  5. first impressions matter.  This is tricky because on a site like Etsy, you’re getting new buyers all the time.  This means that it’s important that from the first day you open shop and forever moving forward, your shop communicates your brand.  Yes the brand word again.  Your shop should be professional, well maintained, regularly updated, and reflective of you and your brand.  Every day your open, new buyers are stopping by.  Make sure your shop looks good.  Always.
  6. establish your brand.  It’s not good enough anymore to just have cool items to sell.  You need to have a cohesive brand to complement your work.  Invest in a good logo for starters.  That logo will be used for your shop banner as well as for your avatar if you don’t want to use a photo of yourself or your work.  Make sure that you use your branding identity across all your social media as well.  If you set up a Facebook page for your shop, use your logo and photos showing your work.  Same with a Twitter page.  If you’re unsure how to brand your page I offer those services here.  You can also find sellers on Etsy that will brand your social media as well as create a logo for your business.  Beware though of too good to be true prices on that kind of work.  It’s better to invest more up front on your branding than realize later that it’s too generic/low quality/ect.
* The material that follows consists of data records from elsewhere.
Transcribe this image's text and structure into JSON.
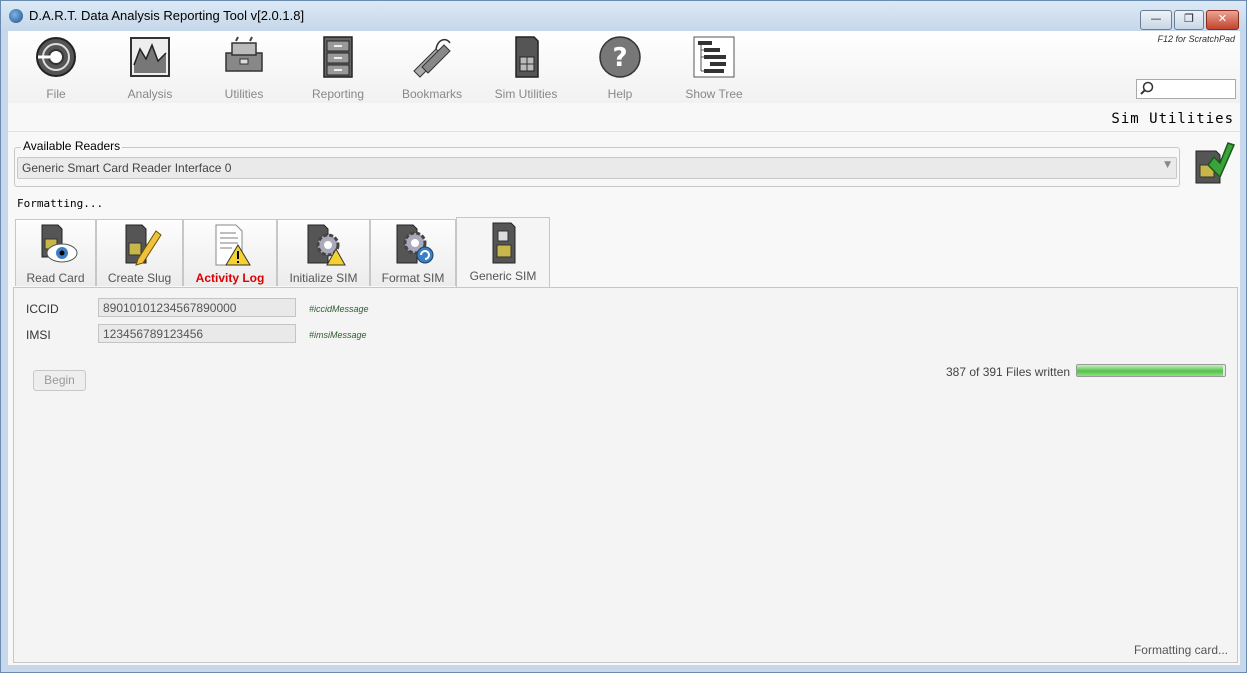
{
  "window": {
    "title": "D.A.R.T. Data Analysis Reporting Tool v[2.0.1.8]",
    "controls": {
      "minimize": "—",
      "maximize": "❐",
      "close": "✕"
    }
  },
  "toolbar": {
    "items": [
      {
        "label": "File",
        "icon": "file-disc-icon"
      },
      {
        "label": "Analysis",
        "icon": "analysis-chart-icon"
      },
      {
        "label": "Utilities",
        "icon": "toolbox-icon"
      },
      {
        "label": "Reporting",
        "icon": "filing-cabinet-icon"
      },
      {
        "label": "Bookmarks",
        "icon": "bookmarks-icon"
      },
      {
        "label": "Sim Utilities",
        "icon": "sim-card-icon"
      },
      {
        "label": "Help",
        "icon": "help-icon"
      },
      {
        "label": "Show Tree",
        "icon": "tree-icon"
      }
    ],
    "scratchpad_hint": "F12 for ScratchPad",
    "search": {
      "value": "",
      "placeholder": ""
    }
  },
  "section_title": "Sim Utilities",
  "readers": {
    "legend": "Available Readers",
    "selected": "Generic Smart Card Reader Interface 0"
  },
  "status": "Formatting...",
  "tabs": [
    {
      "label": "Read Card",
      "icon": "sim-eye-icon",
      "alert": false
    },
    {
      "label": "Create Slug",
      "icon": "sim-pencil-icon",
      "alert": false
    },
    {
      "label": "Activity Log",
      "icon": "log-warning-icon",
      "alert": true
    },
    {
      "label": "Initialize SIM",
      "icon": "sim-gear-warning-icon",
      "alert": false
    },
    {
      "label": "Format SIM",
      "icon": "sim-gear-refresh-icon",
      "alert": false
    },
    {
      "label": "Generic SIM",
      "icon": "sim-card-icon",
      "alert": false,
      "active": true
    }
  ],
  "form": {
    "iccid": {
      "label": "ICCID",
      "value": "89010101234567890000",
      "message": "#iccidMessage"
    },
    "imsi": {
      "label": "IMSI",
      "value": "123456789123456",
      "message": "#imsiMessage"
    },
    "begin_label": "Begin"
  },
  "progress": {
    "text": "387 of 391 Files written",
    "written": 387,
    "total": 391
  },
  "footer_status": "Formatting card...",
  "colors": {
    "alert_tab": "#dd0000",
    "progress_green": "#54c24a"
  }
}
  7. quality over quantity.  I know I just said that having a lot of items in your shop is important, but all of those items should always be your best work.  Never add items that you feel unsure about.  There is nothing wrong with experimenting and offering something different.  There is a huge difference between different and low quality.  If you always use sterling silver for your jewelry but decide to offer some lower cost items in a base metal, no problem. However, if you decide to use the cheapest material possible that will fall apart after the first use, be prepared for a lot of returns and a lot of unhappy customers.  It’s better to sell high quality items and have less in your shop, then try to fill it with the cheapest stuff around.
  8.   let buyers get to know you.  Etsy has a great option for sellers where they can write a bio and share photos of their work space, process, ect.  Use it!  You can also add your social media links as well including Pinterest and Facebook page.  Let buyers get to know the person behind the shop.  Make sure your bio, shop intro, and policies are filled out and reflect you and your shop.  Here’s my shop bio to give you an idea of what to include.
  9. don’t give up. Unless you happen to already have an established shop/social media presence elsewhere, don’t be discouraged if you don’t sell much right away.  It takes time to get the word out about your shop and even more time to get buyers to pay for your stuff.  You need to differentiate yourself and your product from the millions of sellers on Etsy.  It can be slow going those first few months and it’s important that you keep moving forward.  Promote yourself off of Etsy via social media, through word of mouth, and by having great products.  If you build it right, they will come.  Eventually.

Have any tips you want to add?  Write a comment and share your knowledge!